A judge has decided that a college football player convicted of rape as a teen in a highly publicized Ohio case will be temporarily reinstated to his team.

The decision came after the player, Ma'lik Richmond, had filed suit against Youngstown State University (YSU) in federal court.

U.S. District Judge Benita Pearson granted Richmond, of Steubenville, Ohio, a temporary restraining order against the university in a hearing Thursday. The move allows Richmond to play football for the next 14 days.

The judge has scheduled a preliminary hearing for an injunction on Sept. 28.

YSU officials released a statement earlier this year saying Richmond could practice with the team but was forbidden to take part in games, after a petition circulating around campus demanded he be removed from the team, the Vindicator newspaper of Youngstown reported.

The petition surfaced after a newspaper reported that Richmond was one of two players found delinquent in a 2012 Steubenville High School case. His connection to that case prompted YSU to announce he would not play this fall.

Richmond served about 10 months in a juvenile prison after he and a Steubenville High School teammate were convicted in 2013 of raping a 16-year-old girl during an alcohol-fueled party.
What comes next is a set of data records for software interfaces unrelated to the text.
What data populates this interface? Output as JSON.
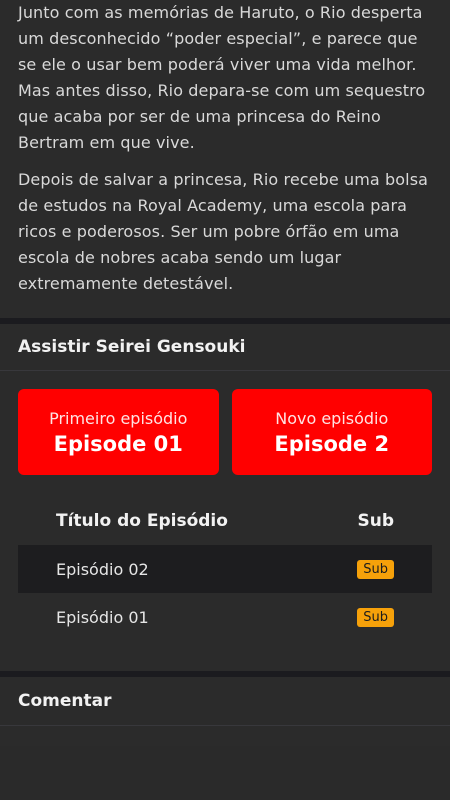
{
  "synopsis": {
    "paragraphs": [
      "Junto com as memórias de Haruto, o Rio desperta um desconhecido “poder especial”, e parece que se ele o usar bem poderá viver uma vida melhor. Mas antes disso, Rio depara-se com um sequestro que acaba por ser de uma princesa do Reino Bertram em que vive.",
      "Depois de salvar a princesa, Rio recebe uma bolsa de estudos na Royal Academy, uma escola para ricos e poderosos. Ser um pobre órfão em uma escola de nobres acaba sendo um lugar extremamente detestável."
    ]
  },
  "watch": {
    "title": "Assistir Seirei Gensouki",
    "first": {
      "label": "Primeiro episódio",
      "episode": "Episode 01"
    },
    "latest": {
      "label": "Novo episódio",
      "episode": "Episode 2"
    }
  },
  "episodes": {
    "col_title": "Título do Episódio",
    "col_sub": "Sub",
    "rows": [
      {
        "title": "Episódio 02",
        "badge": "Sub"
      },
      {
        "title": "Episódio 01",
        "badge": "Sub"
      }
    ]
  },
  "comments": {
    "title": "Comentar"
  },
  "colors": {
    "accent": "#ff0000",
    "badge": "#f6a10a",
    "background": "#2b2b2b"
  }
}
The case drew international attention and led to allegations of a cover-up to protect Steubenville's storied football team.

Richmond was released in January 2014. He attended colleges in West Virginia and Pennsylvania before transferring to Youngstown State in the fall of 2016 as a sophomore.
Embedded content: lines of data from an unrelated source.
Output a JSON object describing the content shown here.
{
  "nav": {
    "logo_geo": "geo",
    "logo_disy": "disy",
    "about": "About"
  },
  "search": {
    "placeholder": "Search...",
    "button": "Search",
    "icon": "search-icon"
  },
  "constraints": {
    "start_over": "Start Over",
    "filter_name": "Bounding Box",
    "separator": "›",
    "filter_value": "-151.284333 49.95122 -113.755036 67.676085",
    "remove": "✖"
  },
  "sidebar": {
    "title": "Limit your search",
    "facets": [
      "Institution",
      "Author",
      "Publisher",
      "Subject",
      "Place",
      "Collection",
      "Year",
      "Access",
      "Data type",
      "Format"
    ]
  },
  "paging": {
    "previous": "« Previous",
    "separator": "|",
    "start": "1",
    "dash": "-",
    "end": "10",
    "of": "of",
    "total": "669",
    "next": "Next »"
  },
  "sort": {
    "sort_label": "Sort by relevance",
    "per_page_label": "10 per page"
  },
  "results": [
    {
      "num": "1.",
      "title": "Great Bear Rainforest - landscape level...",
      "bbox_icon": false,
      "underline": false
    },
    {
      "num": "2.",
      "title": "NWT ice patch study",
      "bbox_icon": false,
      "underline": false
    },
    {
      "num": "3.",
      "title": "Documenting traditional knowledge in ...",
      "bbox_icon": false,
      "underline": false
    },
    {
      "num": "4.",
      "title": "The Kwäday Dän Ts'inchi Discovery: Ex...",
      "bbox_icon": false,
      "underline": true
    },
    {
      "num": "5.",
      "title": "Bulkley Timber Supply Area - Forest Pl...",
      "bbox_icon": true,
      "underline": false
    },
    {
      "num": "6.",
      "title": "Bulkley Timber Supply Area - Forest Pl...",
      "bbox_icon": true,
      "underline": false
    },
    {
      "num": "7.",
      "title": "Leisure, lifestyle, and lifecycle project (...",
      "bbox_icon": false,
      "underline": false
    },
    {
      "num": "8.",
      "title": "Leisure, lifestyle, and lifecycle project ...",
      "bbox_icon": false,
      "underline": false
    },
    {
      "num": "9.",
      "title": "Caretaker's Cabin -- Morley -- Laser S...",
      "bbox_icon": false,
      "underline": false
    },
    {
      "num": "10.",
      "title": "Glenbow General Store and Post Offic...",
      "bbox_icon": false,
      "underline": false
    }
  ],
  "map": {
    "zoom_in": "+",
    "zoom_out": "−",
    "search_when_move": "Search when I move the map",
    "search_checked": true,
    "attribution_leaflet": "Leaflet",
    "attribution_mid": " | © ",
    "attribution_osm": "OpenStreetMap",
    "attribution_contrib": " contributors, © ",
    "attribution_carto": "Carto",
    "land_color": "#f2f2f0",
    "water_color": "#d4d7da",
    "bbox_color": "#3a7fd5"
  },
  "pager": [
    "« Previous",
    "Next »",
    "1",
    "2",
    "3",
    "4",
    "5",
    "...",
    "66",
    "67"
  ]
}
Richmond filed a federal lawsuit against the university Wednesday after the school allowed him to join the football team as a walk-on and then told him he couldn't play this season. He was seeking reinstatement to the team's active roster and granted as such by the court. The player is also seeking attorney fees and an unspecified amount of damages.

According to the lawsuit, Richmond excelled during Youngstown State's spring game and YSU football coach Bo Pelini told him would play during the current season.
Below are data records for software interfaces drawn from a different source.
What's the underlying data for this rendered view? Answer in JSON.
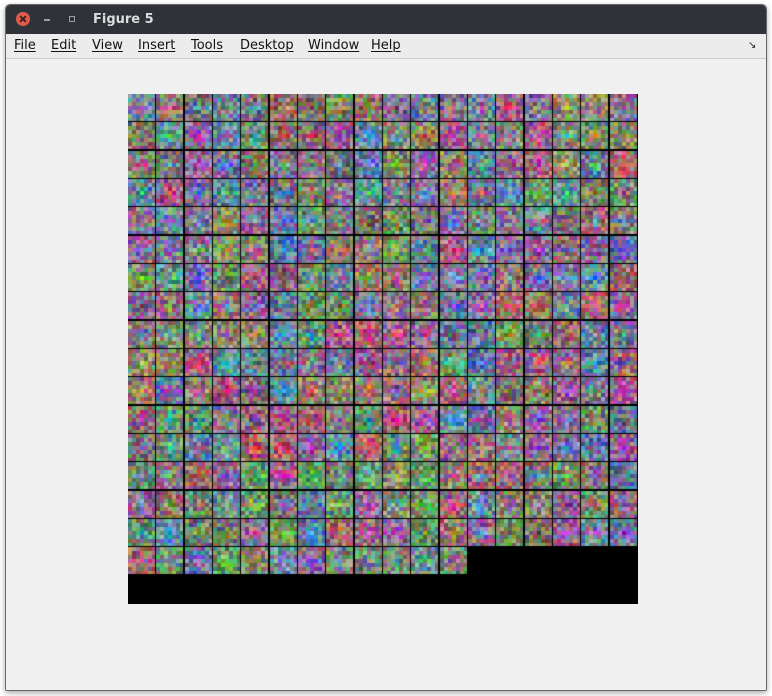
{
  "window": {
    "title": "Figure 5"
  },
  "menubar": {
    "items": [
      "File",
      "Edit",
      "View",
      "Insert",
      "Tools",
      "Desktop",
      "Window",
      "Help"
    ]
  },
  "figure": {
    "grid_cols": 18,
    "filled_tiles": 300,
    "background": "#000000",
    "content": "grid of color weight-visualization tiles"
  }
}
Pelini told the Youngstown Vindicator that he decided to allow Richmond to join the team after conducting his own investigation. The day after the Aug. 4 article, a female student at Youngstown State began circulating the petition.

Ma'lik Richmond, center, stands with his father, Nathaniel Richmond, left, and attorney Walter Madison in Steubenville, Ohio, March 17, 2013.

Ma'lik Richmond, center, stands with his father, Nathaniel Richmond, left, and attorney Walter Madison in Steubenville, Ohio, March 17, 2013. (Associated Press)

The lawsuit said that Pelini called Greg Agresta, one of Richmond's guardians, on Aug. 9 and said there was pressure exerted on the university's board of trustees. Pelini told Agresta that Tressel proposed that Richmond become a practice player and wait until next season to play.

Youngstown State subsequently issued a statement in a university-wide email saying the school takes sexual assault very seriously, and that Richmond would be allowed to continue practicing with the team but would lose a year of eligibility.

Richmond quit the team after learning of the email.

One of Richmond's attorneys, Susan Stone, said in the lawsuit that the university had become infected with an anti-male bias due to Richmond's rape conviction and argued Thursday that the university was contractually obliged to allow Richmond to play so long as he followed university rules. YSU attorneys countered, saying the university didn't violate any contractual obligations to Richmond because he didn't take advantage of a school grievance procedure before filing suit.

The courtroom battle comes amid a national debate over sexual assault on campuses.

Also on Thursday, Education Secretary Betsy DeVos vowed in a television interview to replace a “failed system” used to combat sexual assault on school grounds.

“Instead of working with schools … ,” DeVos said according to the Washington Post, “the prior administration weaponized the Office for Civil Rights.”

“We must do better because the current approach isn’t working.”

The Associated Press contributed reporting to this story.